On March 5, 2019, the standing committee on human rights in the Senate of Pakistan condemned the police for refusing to lodge a first information report (FIR) for Arman's death. The committee ordered the police to lodge an FIR and launch an inquiry against the accused police officers.

More than 20 activists of the Pashtun Tahafuz Movement, including Gulalai Ismail and Abdullah Nangyal, were arrested by the Pakistani government during protests against Arman's murder. Rabia Mehmood, South Asia Regional Researcher at Amnesty International, stated: “These protestors must be released immediately and unconditionally. They are prisoners of conscience and have done nothing but exercise their peaceful and lawful right to protest against human rights violations and call for end to them.
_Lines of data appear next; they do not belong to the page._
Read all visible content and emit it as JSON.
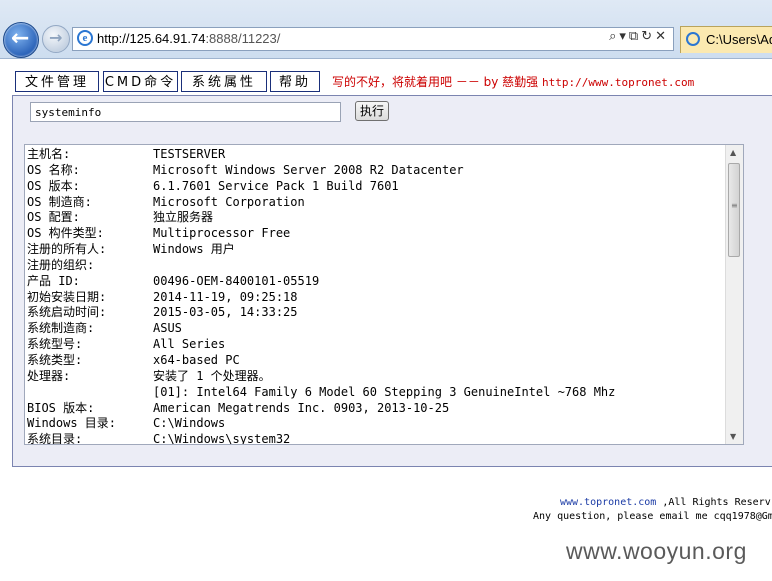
{
  "browser": {
    "address_host": "http://125.64.91.74",
    "address_rest": ":8888/11223/",
    "url_tools": "⌕▾⧉↻✕",
    "tab_label": "C:\\Users\\Ad"
  },
  "menu": {
    "file_manager": "文件管理",
    "cmd": "CMD命令",
    "sys_props": "系统属性",
    "help": "帮助"
  },
  "credit": {
    "text": "写的不好，将就着用吧 －－ by 慈勤强 ",
    "url": "http://www.topronet.com"
  },
  "command": {
    "value": "systeminfo",
    "run_label": "执行"
  },
  "output": [
    {
      "key": "主机名:",
      "value": "TESTSERVER"
    },
    {
      "key": "OS 名称:",
      "value": "Microsoft Windows Server 2008 R2 Datacenter"
    },
    {
      "key": "OS 版本:",
      "value": "6.1.7601 Service Pack 1 Build 7601"
    },
    {
      "key": "OS 制造商:",
      "value": "Microsoft Corporation"
    },
    {
      "key": "OS 配置:",
      "value": "独立服务器"
    },
    {
      "key": "OS 构件类型:",
      "value": "Multiprocessor Free"
    },
    {
      "key": "注册的所有人:",
      "value": "Windows 用户"
    },
    {
      "key": "注册的组织:",
      "value": ""
    },
    {
      "key": "产品 ID:",
      "value": "00496-OEM-8400101-05519"
    },
    {
      "key": "初始安装日期:",
      "value": "2014-11-19, 09:25:18"
    },
    {
      "key": "系统启动时间:",
      "value": "2015-03-05, 14:33:25"
    },
    {
      "key": "系统制造商:",
      "value": "ASUS"
    },
    {
      "key": "系统型号:",
      "value": "All Series"
    },
    {
      "key": "系统类型:",
      "value": "x64-based PC"
    },
    {
      "key": "处理器:",
      "value": "安装了 1 个处理器。"
    },
    {
      "key": "",
      "value": "[01]: Intel64 Family 6 Model 60 Stepping 3 GenuineIntel ~768 Mhz"
    },
    {
      "key": "BIOS 版本:",
      "value": "American Megatrends Inc. 0903, 2013-10-25"
    },
    {
      "key": "Windows 目录:",
      "value": "C:\\Windows"
    },
    {
      "key": "系统目录:",
      "value": "C:\\Windows\\system32"
    }
  ],
  "footer": {
    "link": "www.topronet.com",
    "rights": " ,All Rights Reserv",
    "contact": "Any question, please email me cqq1978@Gm"
  },
  "watermark": "www.wooyun.org"
}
It is shocking that the Pakistani authorities have resorted to such heavy-handed methods even as senior government officials have clearly acknowledged that the PTM has legitimate grievances that must be addressed. To add insult to injury, the crackdown follows the horrific death of Arman Luni, one of PTM’s activists.”

Brad Adams, executive director of the Asian division of Human Rights Watch, said: “Pakistani officials should recognize the country’s diversity as a strength and not a weakness. The government should listen to and engage the concerns of the country’s many communities and allow for peaceful expression of dissent. As a start, the authorities should ensure the investigation into the death of Arman Luni is effective and transparent.”
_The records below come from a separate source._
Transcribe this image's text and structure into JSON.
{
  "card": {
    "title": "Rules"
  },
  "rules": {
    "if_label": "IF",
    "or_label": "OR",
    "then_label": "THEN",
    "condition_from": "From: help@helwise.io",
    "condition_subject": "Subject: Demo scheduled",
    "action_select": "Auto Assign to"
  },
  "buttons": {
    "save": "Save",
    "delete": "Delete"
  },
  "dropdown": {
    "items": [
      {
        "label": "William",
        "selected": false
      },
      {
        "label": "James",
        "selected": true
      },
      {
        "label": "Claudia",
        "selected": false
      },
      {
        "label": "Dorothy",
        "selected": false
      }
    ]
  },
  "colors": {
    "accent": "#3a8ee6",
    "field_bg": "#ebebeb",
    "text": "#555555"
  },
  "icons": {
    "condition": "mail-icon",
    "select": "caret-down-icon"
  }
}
However, Mujib Rahman Rahimi, the spokesman of Afghanistan's Chief Executive Abdullah Abdullah, criticised Ashraf Ghani and termed his remarks as interference in another country's affairs. Rahimi said that the issues around PTM are "an internal matter of Pakistan. Afghanistan is not in a position which will interfere in others’ affairs. We have many problems and issues inside our country and it is better to address them first." Shah Mehmood Qureshi, the Pakistani federal minister for foreign affairs, also rejected Ghani's tweet and called it a "gross interference" in the internal affairs of Pakistan. On the other hand, Amrullah Saleh, the former Afghan interior minister who had resigned to join Ghani's team in the upcoming presidential elections, praised Ghani and called on the Afghan civil society to show "solid solidarity with the peaceful civil activists in Khyber Pakhtunkhwa and Baluchistan." Responding to the allegation by Shah Mehmood Qureshi, Saleh said: “We [Afghanistan] have been on the receiving end of terror and Taliban for years sent and exported from your country [Pakistan]. We have just sent back a tweet. There is a gross imbalance in our bilateral trade and tweet.”
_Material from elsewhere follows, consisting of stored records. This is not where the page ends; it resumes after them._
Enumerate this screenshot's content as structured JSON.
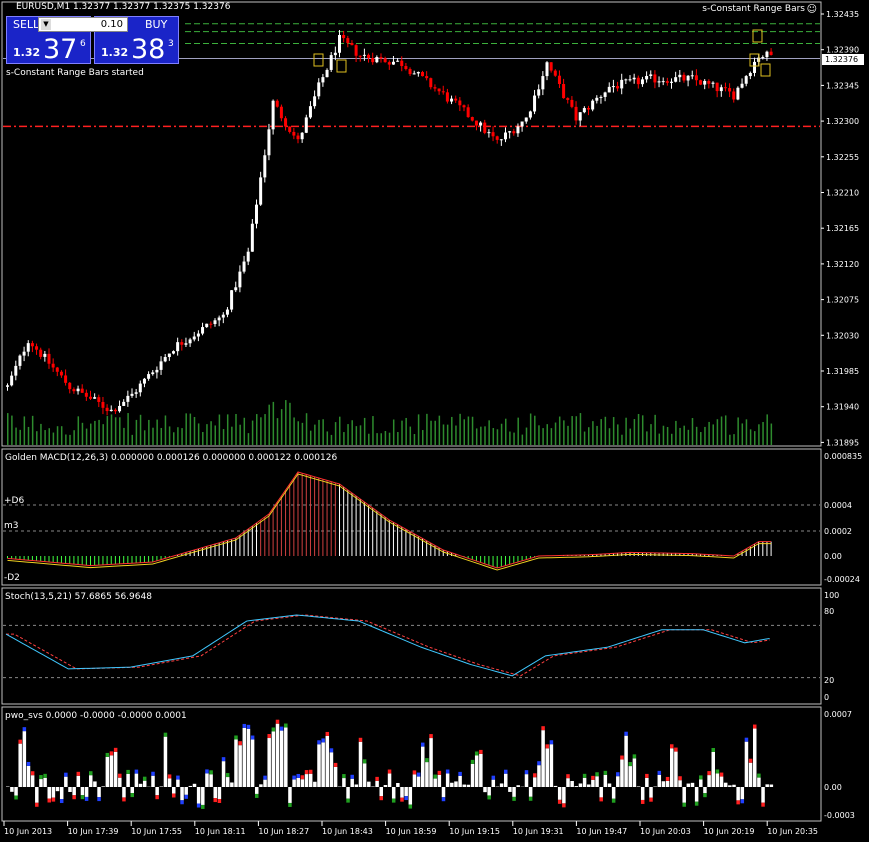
{
  "header": {
    "symbol_line": "EURUSD,M1  1.32377 1.32377 1.32375 1.32376",
    "ea_name": "s-Constant Range Bars",
    "ea_icon": "smiley-icon",
    "started_msg": "s-Constant Range Bars started"
  },
  "trade_panel": {
    "sell_label": "SELL",
    "buy_label": "BUY",
    "lot_value": "0.10",
    "sell_small": "1.32",
    "sell_big": "37",
    "sell_sup": "6",
    "buy_small": "1.32",
    "buy_big": "38",
    "buy_sup": "3"
  },
  "price_axis": {
    "ticks": [
      "1.32435",
      "1.32390",
      "1.32345",
      "1.32300",
      "1.32255",
      "1.32210",
      "1.32165",
      "1.32120",
      "1.32075",
      "1.32030",
      "1.31985",
      "1.31940",
      "1.31895"
    ],
    "current_price": "1.32376",
    "min": 1.31885,
    "max": 1.32445
  },
  "time_axis": {
    "ticks": [
      "10 Jun 2013",
      "10 Jun 17:39",
      "10 Jun 17:55",
      "10 Jun 18:11",
      "10 Jun 18:27",
      "10 Jun 18:43",
      "10 Jun 18:59",
      "10 Jun 19:15",
      "10 Jun 19:31",
      "10 Jun 19:47",
      "10 Jun 20:03",
      "10 Jun 20:19",
      "10 Jun 20:35"
    ]
  },
  "macd": {
    "title": "Golden MACD(12,26,3) 0.000000 0.000126 0.000000 0.000122 0.000126",
    "level_labels": [
      "+D6",
      "m3",
      "-D2"
    ],
    "axis_ticks": [
      "0.000835",
      "0.0004",
      "0.0002",
      "0.00",
      "-0.00024"
    ]
  },
  "stoch": {
    "title": "Stoch(13,5,21) 57.6865 56.9648",
    "axis_ticks": [
      "100",
      "80",
      "20",
      "0"
    ]
  },
  "pwo": {
    "title": "pwo_svs 0.0000 -0.0000 -0.0000 0.0001",
    "axis_ticks": [
      "0.0007",
      "0.00",
      "-0.0003"
    ]
  },
  "colors": {
    "bull": "#ffffff",
    "bear": "#ff0000",
    "volume": "#2e8b2e",
    "support_line": "#ff2020",
    "resistance_lines": "#3cb03c",
    "price_line": "#a0a0c0",
    "stoch_main": "#40c8ff",
    "stoch_signal": "#ff4040",
    "trade_button": "#1a24c8"
  },
  "chart_data": {
    "type": "candlestick",
    "symbol": "EURUSD",
    "timeframe": "M1",
    "price_start": 1.3196,
    "price_end": 1.32376,
    "support_level": 1.3229,
    "resistance_levels": [
      1.3242,
      1.3241,
      1.32395
    ]
  }
}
Already a political activist of the Pashtunkhwa Milli Awami Party, Arman joined the Pashtun Tahafuz Movement ("Pashtun Protection Movement") in February 2018, along with his young sister Wranga. Both of them actively took part in organizing the PTM public gatherings, usually traveling to the gathering site a week earlier to help run awareness campaigns among the locals. At the gatherings, Wranga would mostly give speeches from the stage but Arman would usually prefer to be behind the scenes. His family was threatened by Pakistani law enforcement agencies and pro-government tribal leaders (masharān) for their activities in the Pashtun Tahafuz Movement. The Loni tribal chief warned Arman to stop his activities and told him that the agencies would not tolerate it. Consequently, Arman's family was forced to move from Sanjawi to Killa Saifullah, the hometown of Nawab Ayaz Jogezai, the Pashtun tribal chief who offered them refuge. Arman then transferred himself from Degree College Quetta to Degree College Killa Saifullah to live with his family.


After his master's degree, Arman successfully passed the Balochistan Public Service Commission test in 2012 and became a lecturer of Pashto literature at Degree College Quetta. He was the founder of "Pashtun Progressive Writers" (پښتانه مترقي لیکوال , Paṣhtānə Mutaraqī Līkwāl), an organization aimed at nurturing the new generation of Pashtun authors.